[Data entries]
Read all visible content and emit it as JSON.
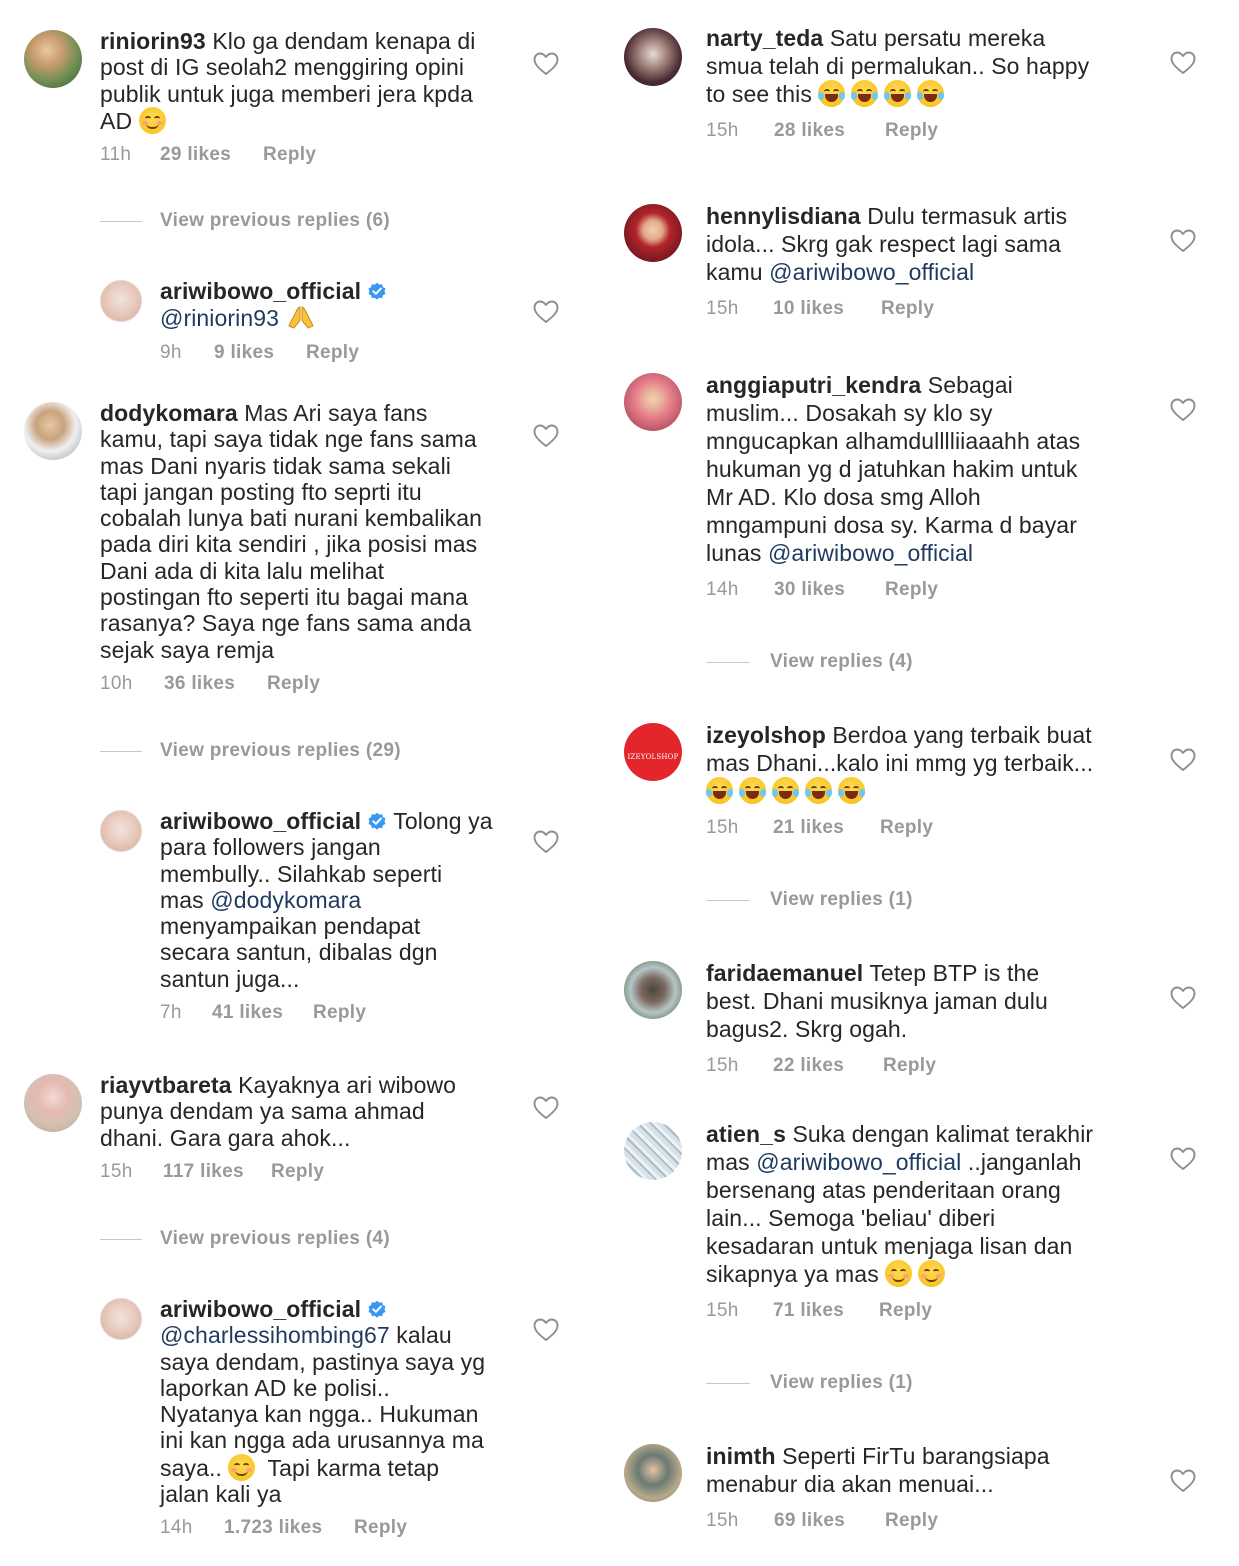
{
  "left": {
    "c1": {
      "user": "riniorin93",
      "text1": "Klo ga dendam kenapa di",
      "line2": "post di IG seolah2 menggiring opini",
      "line3": "publik untuk juga memberi jera kpda",
      "line4": "AD",
      "time": "11h",
      "likes": "29 likes",
      "reply": "Reply"
    },
    "v1": {
      "label": "View previous replies (6)"
    },
    "r1": {
      "user": "ariwibowo_official",
      "mention": "@riniorin93",
      "time": "9h",
      "likes": "9 likes",
      "reply": "Reply"
    },
    "c2": {
      "user": "dodykomara",
      "text1": "Mas Ari saya fans",
      "lines": [
        "kamu, tapi saya tidak nge fans sama",
        "mas Dani nyaris tidak sama sekali",
        "tapi jangan posting fto seprti itu",
        "cobalah lunya bati nurani kembalikan",
        "pada diri kita sendiri , jika posisi mas",
        "Dani ada di kita lalu melihat",
        "postingan fto seperti itu bagai mana",
        "rasanya? Saya nge fans sama anda",
        "sejak saya remja"
      ],
      "time": "10h",
      "likes": "36 likes",
      "reply": "Reply"
    },
    "v2": {
      "label": "View previous replies (29)"
    },
    "r2": {
      "user": "ariwibowo_official",
      "text1": "Tolong ya",
      "line2": "para followers jangan",
      "line3": "membully.. Silahkab seperti",
      "line4a": "mas ",
      "mention": "@dodykomara",
      "line5": "menyampaikan pendapat",
      "line6": "secara santun, dibalas dgn",
      "line7": "santun juga...",
      "time": "7h",
      "likes": "41 likes",
      "reply": "Reply"
    },
    "c3": {
      "user": "riayvtbareta",
      "text1": "Kayaknya ari wibowo",
      "line2": "punya dendam ya  sama ahmad",
      "line3": "dhani. Gara gara ahok...",
      "time": "15h",
      "likes": "117 likes",
      "reply": "Reply"
    },
    "v3": {
      "label": "View previous replies (4)"
    },
    "r3": {
      "user": "ariwibowo_official",
      "mention": "@charlessihombing67",
      "text1": " kalau",
      "line2": "saya dendam, pastinya saya yg",
      "line3": "laporkan AD ke polisi..",
      "line4": "Nyatanya kan ngga.. Hukuman",
      "line5": "ini kan ngga ada urusannya ma",
      "line6a": "saya.. ",
      "line6b": " Tapi karma tetap",
      "line7": "jalan kali ya",
      "time": "14h",
      "likes": "1.723 likes",
      "reply": "Reply"
    }
  },
  "right": {
    "c1": {
      "user": "narty_teda",
      "text1": "Satu persatu mereka",
      "line2": "smua telah di permalukan.. So happy",
      "line3": "to see this",
      "time": "15h",
      "likes": "28 likes",
      "reply": "Reply"
    },
    "c2": {
      "user": "hennylisdiana",
      "text1": "Dulu termasuk artis",
      "line2": "idola... Skrg gak respect lagi sama",
      "line3a": "kamu ",
      "mention": "@ariwibowo_official",
      "time": "15h",
      "likes": "10 likes",
      "reply": "Reply"
    },
    "c3": {
      "user": "anggiaputri_kendra",
      "text1": "Sebagai",
      "lines": [
        "muslim... Dosakah sy klo sy",
        "mngucapkan alhamdulllliiaaahh atas",
        "hukuman yg d jatuhkan hakim untuk",
        "Mr AD. Klo dosa smg Alloh",
        "mngampuni dosa sy. Karma d bayar"
      ],
      "line7a": "lunas ",
      "mention": "@ariwibowo_official",
      "time": "14h",
      "likes": "30 likes",
      "reply": "Reply"
    },
    "v1": {
      "label": "View replies (4)"
    },
    "c4": {
      "user": "izeyolshop",
      "text1": "Berdoa yang terbaik buat",
      "line2": "mas Dhani...kalo ini mmg yg terbaik...",
      "avatar_text": "IZEYOLSHOP",
      "time": "15h",
      "likes": "21 likes",
      "reply": "Reply"
    },
    "v2": {
      "label": "View replies (1)"
    },
    "c5": {
      "user": "faridaemanuel",
      "text1": "Tetep BTP is the",
      "line2": "best. Dhani musiknya jaman dulu",
      "line3": "bagus2. Skrg ogah.",
      "time": "15h",
      "likes": "22 likes",
      "reply": "Reply"
    },
    "c6": {
      "user": "atien_s",
      "text1": "Suka dengan kalimat terakhir",
      "line2a": "mas ",
      "mention": "@ariwibowo_official",
      "line2b": " ..janganlah",
      "line3": "bersenang atas penderitaan orang",
      "line4": "lain... Semoga 'beliau' diberi",
      "line5": "kesadaran untuk menjaga lisan dan",
      "line6": "sikapnya ya mas",
      "time": "15h",
      "likes": "71 likes",
      "reply": "Reply"
    },
    "v3": {
      "label": "View replies (1)"
    },
    "c7": {
      "user": "inimth",
      "text1": "Seperti FirTu barangsiapa",
      "line2": "menabur dia akan menuai...",
      "time": "15h",
      "likes": "69 likes",
      "reply": "Reply"
    }
  },
  "colors": {
    "text": "#262626",
    "meta": "#999999",
    "mention": "#1e3a5f",
    "verified": "#3897f0",
    "heart": "#8e8e8e",
    "avatar_izeyol": "#e3262b"
  }
}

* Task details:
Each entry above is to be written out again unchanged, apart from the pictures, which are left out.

* Solution to this problem:
Read all visible content and emit it as JSON.
{
  "left": {
    "c1": {
      "user": "riniorin93",
      "text1": "Klo ga dendam kenapa di",
      "line2": "post di IG seolah2 menggiring opini",
      "line3": "publik untuk juga memberi jera kpda",
      "line4": "AD",
      "time": "11h",
      "likes": "29 likes",
      "reply": "Reply"
    },
    "v1": {
      "label": "View previous replies (6)"
    },
    "r1": {
      "user": "ariwibowo_official",
      "mention": "@riniorin93",
      "time": "9h",
      "likes": "9 likes",
      "reply": "Reply"
    },
    "c2": {
      "user": "dodykomara",
      "text1": "Mas Ari saya fans",
      "lines": [
        "kamu, tapi saya tidak nge fans sama",
        "mas Dani nyaris tidak sama sekali",
        "tapi jangan posting fto seprti itu",
        "cobalah lunya bati nurani kembalikan",
        "pada diri kita sendiri , jika posisi mas",
        "Dani ada di kita lalu melihat",
        "postingan fto seperti itu bagai mana",
        "rasanya? Saya nge fans sama anda",
        "sejak saya remja"
      ],
      "time": "10h",
      "likes": "36 likes",
      "reply": "Reply"
    },
    "v2": {
      "label": "View previous replies (29)"
    },
    "r2": {
      "user": "ariwibowo_official",
      "text1": "Tolong ya",
      "line2": "para followers jangan",
      "line3": "membully.. Silahkab seperti",
      "line4a": "mas ",
      "mention": "@dodykomara",
      "line5": "menyampaikan pendapat",
      "line6": "secara santun, dibalas dgn",
      "line7": "santun juga...",
      "time": "7h",
      "likes": "41 likes",
      "reply": "Reply"
    },
    "c3": {
      "user": "riayvtbareta",
      "text1": "Kayaknya ari wibowo",
      "line2": "punya dendam ya  sama ahmad",
      "line3": "dhani. Gara gara ahok...",
      "time": "15h",
      "likes": "117 likes",
      "reply": "Reply"
    },
    "v3": {
      "label": "View previous replies (4)"
    },
    "r3": {
      "user": "ariwibowo_official",
      "mention": "@charlessihombing67",
      "text1": " kalau",
      "line2": "saya dendam, pastinya saya yg",
      "line3": "laporkan AD ke polisi..",
      "line4": "Nyatanya kan ngga.. Hukuman",
      "line5": "ini kan ngga ada urusannya ma",
      "line6a": "saya.. ",
      "line6b": " Tapi karma tetap",
      "line7": "jalan kali ya",
      "time": "14h",
      "likes": "1.723 likes",
      "reply": "Reply"
    }
  },
  "right": {
    "c1": {
      "user": "narty_teda",
      "text1": "Satu persatu mereka",
      "line2": "smua telah di permalukan.. So happy",
      "line3": "to see this",
      "time": "15h",
      "likes": "28 likes",
      "reply": "Reply"
    },
    "c2": {
      "user": "hennylisdiana",
      "text1": "Dulu termasuk artis",
      "line2": "idola... Skrg gak respect lagi sama",
      "line3a": "kamu ",
      "mention": "@ariwibowo_official",
      "time": "15h",
      "likes": "10 likes",
      "reply": "Reply"
    },
    "c3": {
      "user": "anggiaputri_kendra",
      "text1": "Sebagai",
      "lines": [
        "muslim... Dosakah sy klo sy",
        "mngucapkan alhamdulllliiaaahh atas",
        "hukuman yg d jatuhkan hakim untuk",
        "Mr AD. Klo dosa smg Alloh",
        "mngampuni dosa sy. Karma d bayar"
      ],
      "line7a": "lunas ",
      "mention": "@ariwibowo_official",
      "time": "14h",
      "likes": "30 likes",
      "reply": "Reply"
    },
    "v1": {
      "label": "View replies (4)"
    },
    "c4": {
      "user": "izeyolshop",
      "text1": "Berdoa yang terbaik buat",
      "line2": "mas Dhani...kalo ini mmg yg terbaik...",
      "avatar_text": "IZEYOLSHOP",
      "time": "15h",
      "likes": "21 likes",
      "reply": "Reply"
    },
    "v2": {
      "label": "View replies (1)"
    },
    "c5": {
      "user": "faridaemanuel",
      "text1": "Tetep BTP is the",
      "line2": "best. Dhani musiknya jaman dulu",
      "line3": "bagus2. Skrg ogah.",
      "time": "15h",
      "likes": "22 likes",
      "reply": "Reply"
    },
    "c6": {
      "user": "atien_s",
      "text1": "Suka dengan kalimat terakhir",
      "line2a": "mas ",
      "mention": "@ariwibowo_official",
      "line2b": " ..janganlah",
      "line3": "bersenang atas penderitaan orang",
      "line4": "lain... Semoga 'beliau' diberi",
      "line5": "kesadaran untuk menjaga lisan dan",
      "line6": "sikapnya ya mas",
      "time": "15h",
      "likes": "71 likes",
      "reply": "Reply"
    },
    "v3": {
      "label": "View replies (1)"
    },
    "c7": {
      "user": "inimth",
      "text1": "Seperti FirTu barangsiapa",
      "line2": "menabur dia akan menuai...",
      "time": "15h",
      "likes": "69 likes",
      "reply": "Reply"
    }
  },
  "colors": {
    "text": "#262626",
    "meta": "#999999",
    "mention": "#1e3a5f",
    "verified": "#3897f0",
    "heart": "#8e8e8e",
    "avatar_izeyol": "#e3262b"
  }
}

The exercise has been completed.